■ Source information ■
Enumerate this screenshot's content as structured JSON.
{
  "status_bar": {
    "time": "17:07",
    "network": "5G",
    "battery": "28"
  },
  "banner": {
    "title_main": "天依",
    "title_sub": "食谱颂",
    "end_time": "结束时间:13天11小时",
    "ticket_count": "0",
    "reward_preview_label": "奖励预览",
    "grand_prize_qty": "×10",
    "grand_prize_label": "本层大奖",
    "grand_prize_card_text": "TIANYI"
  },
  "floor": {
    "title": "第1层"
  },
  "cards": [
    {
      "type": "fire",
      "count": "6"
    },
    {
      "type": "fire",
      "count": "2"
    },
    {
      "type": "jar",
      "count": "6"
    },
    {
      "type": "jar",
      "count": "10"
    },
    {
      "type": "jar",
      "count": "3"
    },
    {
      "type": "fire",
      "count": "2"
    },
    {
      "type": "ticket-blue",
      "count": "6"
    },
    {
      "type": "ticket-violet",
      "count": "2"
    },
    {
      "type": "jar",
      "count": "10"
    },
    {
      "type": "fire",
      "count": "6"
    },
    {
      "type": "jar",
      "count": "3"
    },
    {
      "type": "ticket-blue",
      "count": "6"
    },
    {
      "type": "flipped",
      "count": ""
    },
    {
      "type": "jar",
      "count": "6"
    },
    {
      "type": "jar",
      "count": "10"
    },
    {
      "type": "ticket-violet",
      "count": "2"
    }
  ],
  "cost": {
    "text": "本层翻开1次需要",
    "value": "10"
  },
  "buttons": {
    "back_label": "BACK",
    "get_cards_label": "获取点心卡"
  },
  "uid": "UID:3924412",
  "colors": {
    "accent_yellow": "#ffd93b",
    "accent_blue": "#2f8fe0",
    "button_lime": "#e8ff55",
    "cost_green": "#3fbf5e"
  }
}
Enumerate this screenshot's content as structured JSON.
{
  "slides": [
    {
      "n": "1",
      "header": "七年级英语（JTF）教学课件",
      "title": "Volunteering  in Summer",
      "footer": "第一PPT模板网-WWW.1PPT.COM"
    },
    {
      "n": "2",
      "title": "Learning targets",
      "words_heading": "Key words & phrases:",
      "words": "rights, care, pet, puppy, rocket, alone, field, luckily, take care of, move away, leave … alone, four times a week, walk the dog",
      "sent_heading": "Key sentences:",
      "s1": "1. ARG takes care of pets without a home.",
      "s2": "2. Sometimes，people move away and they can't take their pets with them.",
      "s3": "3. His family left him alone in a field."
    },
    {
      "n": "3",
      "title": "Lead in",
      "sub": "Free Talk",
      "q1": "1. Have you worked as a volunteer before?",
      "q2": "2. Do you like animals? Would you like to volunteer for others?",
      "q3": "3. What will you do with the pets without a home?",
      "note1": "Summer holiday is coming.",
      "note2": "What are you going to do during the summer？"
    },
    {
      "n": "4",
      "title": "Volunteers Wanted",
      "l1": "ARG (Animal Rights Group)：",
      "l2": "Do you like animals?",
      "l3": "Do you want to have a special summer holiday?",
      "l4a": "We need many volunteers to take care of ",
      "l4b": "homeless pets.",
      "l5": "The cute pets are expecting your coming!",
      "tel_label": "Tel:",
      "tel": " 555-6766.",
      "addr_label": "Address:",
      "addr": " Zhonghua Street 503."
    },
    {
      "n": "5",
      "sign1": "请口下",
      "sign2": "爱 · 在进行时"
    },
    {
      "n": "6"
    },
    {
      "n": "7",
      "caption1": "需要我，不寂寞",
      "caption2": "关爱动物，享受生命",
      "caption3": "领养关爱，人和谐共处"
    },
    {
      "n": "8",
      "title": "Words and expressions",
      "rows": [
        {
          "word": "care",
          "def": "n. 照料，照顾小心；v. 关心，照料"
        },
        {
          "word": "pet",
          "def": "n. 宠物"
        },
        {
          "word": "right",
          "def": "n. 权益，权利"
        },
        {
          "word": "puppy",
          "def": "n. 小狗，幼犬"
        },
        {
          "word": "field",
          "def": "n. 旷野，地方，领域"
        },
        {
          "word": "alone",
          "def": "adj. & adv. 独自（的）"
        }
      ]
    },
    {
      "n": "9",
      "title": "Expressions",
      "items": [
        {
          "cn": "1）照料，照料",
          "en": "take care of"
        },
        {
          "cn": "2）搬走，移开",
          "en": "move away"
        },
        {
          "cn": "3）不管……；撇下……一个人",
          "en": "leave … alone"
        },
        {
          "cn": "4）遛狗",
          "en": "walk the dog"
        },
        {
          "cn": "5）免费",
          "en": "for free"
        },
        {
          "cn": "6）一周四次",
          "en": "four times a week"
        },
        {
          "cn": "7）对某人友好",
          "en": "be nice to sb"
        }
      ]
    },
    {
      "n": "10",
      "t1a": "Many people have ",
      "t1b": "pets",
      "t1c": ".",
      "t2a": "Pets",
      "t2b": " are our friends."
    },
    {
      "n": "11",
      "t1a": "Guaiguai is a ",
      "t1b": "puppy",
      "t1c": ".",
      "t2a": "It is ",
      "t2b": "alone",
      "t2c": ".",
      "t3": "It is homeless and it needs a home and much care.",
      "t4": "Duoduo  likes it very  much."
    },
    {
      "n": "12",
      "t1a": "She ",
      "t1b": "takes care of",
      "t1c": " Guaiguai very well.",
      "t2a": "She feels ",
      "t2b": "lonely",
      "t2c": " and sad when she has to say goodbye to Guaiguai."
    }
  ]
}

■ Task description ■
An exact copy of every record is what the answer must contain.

■ Answer to the problem ■
Enumerate this screenshot's content as structured JSON.
{
  "status_bar": {
    "time": "17:07",
    "network": "5G",
    "battery": "28"
  },
  "banner": {
    "title_main": "天依",
    "title_sub": "食谱颂",
    "end_time": "结束时间:13天11小时",
    "ticket_count": "0",
    "reward_preview_label": "奖励预览",
    "grand_prize_qty": "×10",
    "grand_prize_label": "本层大奖",
    "grand_prize_card_text": "TIANYI"
  },
  "floor": {
    "title": "第1层"
  },
  "cards": [
    {
      "type": "fire",
      "count": "6"
    },
    {
      "type": "fire",
      "count": "2"
    },
    {
      "type": "jar",
      "count": "6"
    },
    {
      "type": "jar",
      "count": "10"
    },
    {
      "type": "jar",
      "count": "3"
    },
    {
      "type": "fire",
      "count": "2"
    },
    {
      "type": "ticket-blue",
      "count": "6"
    },
    {
      "type": "ticket-violet",
      "count": "2"
    },
    {
      "type": "jar",
      "count": "10"
    },
    {
      "type": "fire",
      "count": "6"
    },
    {
      "type": "jar",
      "count": "3"
    },
    {
      "type": "ticket-blue",
      "count": "6"
    },
    {
      "type": "flipped",
      "count": ""
    },
    {
      "type": "jar",
      "count": "6"
    },
    {
      "type": "jar",
      "count": "10"
    },
    {
      "type": "ticket-violet",
      "count": "2"
    }
  ],
  "cost": {
    "text": "本层翻开1次需要",
    "value": "10"
  },
  "buttons": {
    "back_label": "BACK",
    "get_cards_label": "获取点心卡"
  },
  "uid": "UID:3924412",
  "colors": {
    "accent_yellow": "#ffd93b",
    "accent_blue": "#2f8fe0",
    "button_lime": "#e8ff55",
    "cost_green": "#3fbf5e"
  }
}
Enumerate this screenshot's content as structured JSON.
{
  "slides": [
    {
      "n": "1",
      "header": "七年级英语（JTF）教学课件",
      "title": "Volunteering  in Summer",
      "footer": "第一PPT模板网-WWW.1PPT.COM"
    },
    {
      "n": "2",
      "title": "Learning targets",
      "words_heading": "Key words & phrases:",
      "words": "rights, care, pet, puppy, rocket, alone, field, luckily, take care of, move away, leave … alone, four times a week, walk the dog",
      "sent_heading": "Key sentences:",
      "s1": "1. ARG takes care of pets without a home.",
      "s2": "2. Sometimes，people move away and they can't take their pets with them.",
      "s3": "3. His family left him alone in a field."
    },
    {
      "n": "3",
      "title": "Lead in",
      "sub": "Free Talk",
      "q1": "1. Have you worked as a volunteer before?",
      "q2": "2. Do you like animals? Would you like to volunteer for others?",
      "q3": "3. What will you do with the pets without a home?",
      "note1": "Summer holiday is coming.",
      "note2": "What are you going to do during the summer？"
    },
    {
      "n": "4",
      "title": "Volunteers Wanted",
      "l1": "ARG (Animal Rights Group)：",
      "l2": "Do you like animals?",
      "l3": "Do you want to have a special summer holiday?",
      "l4a": "We need many volunteers to take care of ",
      "l4b": "homeless pets.",
      "l5": "The cute pets are expecting your coming!",
      "tel_label": "Tel:",
      "tel": " 555-6766.",
      "addr_label": "Address:",
      "addr": " Zhonghua Street 503."
    },
    {
      "n": "5",
      "sign1": "请口下",
      "sign2": "爱 · 在进行时"
    },
    {
      "n": "6"
    },
    {
      "n": "7",
      "caption1": "需要我，不寂寞",
      "caption2": "关爱动物，享受生命",
      "caption3": "领养关爱，人和谐共处"
    },
    {
      "n": "8",
      "title": "Words and expressions",
      "rows": [
        {
          "word": "care",
          "def": "n. 照料，照顾小心；v. 关心，照料"
        },
        {
          "word": "pet",
          "def": "n. 宠物"
        },
        {
          "word": "right",
          "def": "n. 权益，权利"
        },
        {
          "word": "puppy",
          "def": "n. 小狗，幼犬"
        },
        {
          "word": "field",
          "def": "n. 旷野，地方，领域"
        },
        {
          "word": "alone",
          "def": "adj. & adv. 独自（的）"
        }
      ]
    },
    {
      "n": "9",
      "title": "Expressions",
      "items": [
        {
          "cn": "1）照料，照料",
          "en": "take care of"
        },
        {
          "cn": "2）搬走，移开",
          "en": "move away"
        },
        {
          "cn": "3）不管……；撇下……一个人",
          "en": "leave … alone"
        },
        {
          "cn": "4）遛狗",
          "en": "walk the dog"
        },
        {
          "cn": "5）免费",
          "en": "for free"
        },
        {
          "cn": "6）一周四次",
          "en": "four times a week"
        },
        {
          "cn": "7）对某人友好",
          "en": "be nice to sb"
        }
      ]
    },
    {
      "n": "10",
      "t1a": "Many people have ",
      "t1b": "pets",
      "t1c": ".",
      "t2a": "Pets",
      "t2b": " are our friends."
    },
    {
      "n": "11",
      "t1a": "Guaiguai is a ",
      "t1b": "puppy",
      "t1c": ".",
      "t2a": "It is ",
      "t2b": "alone",
      "t2c": ".",
      "t3": "It is homeless and it needs a home and much care.",
      "t4": "Duoduo  likes it very  much."
    },
    {
      "n": "12",
      "t1a": "She ",
      "t1b": "takes care of",
      "t1c": " Guaiguai very well.",
      "t2a": "She feels ",
      "t2b": "lonely",
      "t2c": " and sad when she has to say goodbye to Guaiguai."
    }
  ]
}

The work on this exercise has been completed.